WHAT YOU HAVE TO DO:
Tally the lines of these entries that include "sportscenter"; respond with only that tally.

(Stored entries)
※ ※ ※

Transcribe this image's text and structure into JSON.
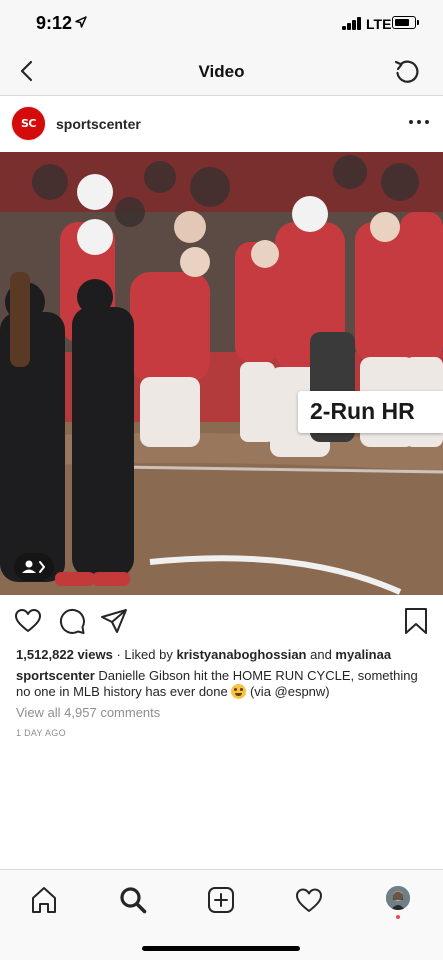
{
  "status": {
    "time": "9:12",
    "network": "LTE"
  },
  "header": {
    "title": "Video"
  },
  "post": {
    "account": "sportscenter",
    "avatar_text": "SC",
    "video_overlay": "2-Run HR",
    "views": "1,512,822 views",
    "liked_by_prefix": " · Liked by ",
    "liked_user_1": "kristyanaboghossian",
    "liked_and": " and ",
    "liked_user_2": "myalinaa",
    "caption_user": "sportscenter",
    "caption_text": " Danielle Gibson hit the HOME RUN CYCLE, something no one in MLB history has ever done ",
    "caption_via": " (via @espnw)",
    "view_comments": "View all 4,957 comments",
    "time_ago": "1 DAY AGO"
  },
  "icons": {
    "back": "chevron-left-icon",
    "refresh": "refresh-icon",
    "more": "more-icon",
    "like": "heart-icon",
    "comment": "comment-icon",
    "share": "send-icon",
    "save": "bookmark-icon",
    "tag": "user-tag-icon",
    "emoji": "exploding-head-emoji-icon"
  },
  "tabs": [
    "home",
    "search",
    "new-post",
    "activity",
    "profile"
  ],
  "colors": {
    "accent": "#d50a0a",
    "text": "#262626",
    "muted": "#8e8e8e",
    "notification": "#ed4956"
  }
}
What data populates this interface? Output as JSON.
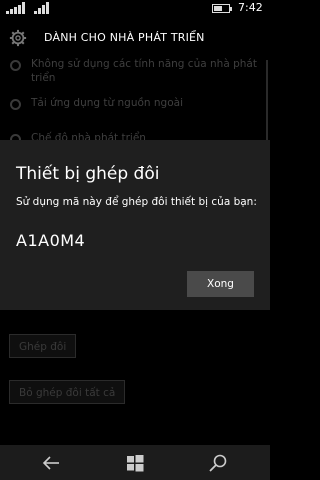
{
  "status": {
    "time": "7:42",
    "battery_level": 0.6
  },
  "header": {
    "title": "DÀNH CHO NHÀ PHÁT TRIỂN"
  },
  "options": [
    {
      "label_line1": "Không sử dụng các tính năng của nhà phát",
      "label_line2": "triển"
    },
    {
      "label_line1": "Tải ứng dụng từ nguồn ngoài"
    },
    {
      "label_line1": "Chế độ nhà phát triển"
    }
  ],
  "dialog": {
    "title": "Thiết bị ghép đôi",
    "message": "Sử dụng mã này để ghép đôi thiết bị của bạn:",
    "code": "A1A0M4",
    "ok_label": "Xong"
  },
  "buttons": {
    "pair_label": "Ghép đôi",
    "unpair_all_label": "Bỏ ghép đôi tất cả"
  },
  "navbar": {
    "icons": [
      "back-icon",
      "windows-icon",
      "search-icon"
    ]
  }
}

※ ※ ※

RESULT OF THE EXERCISE:
2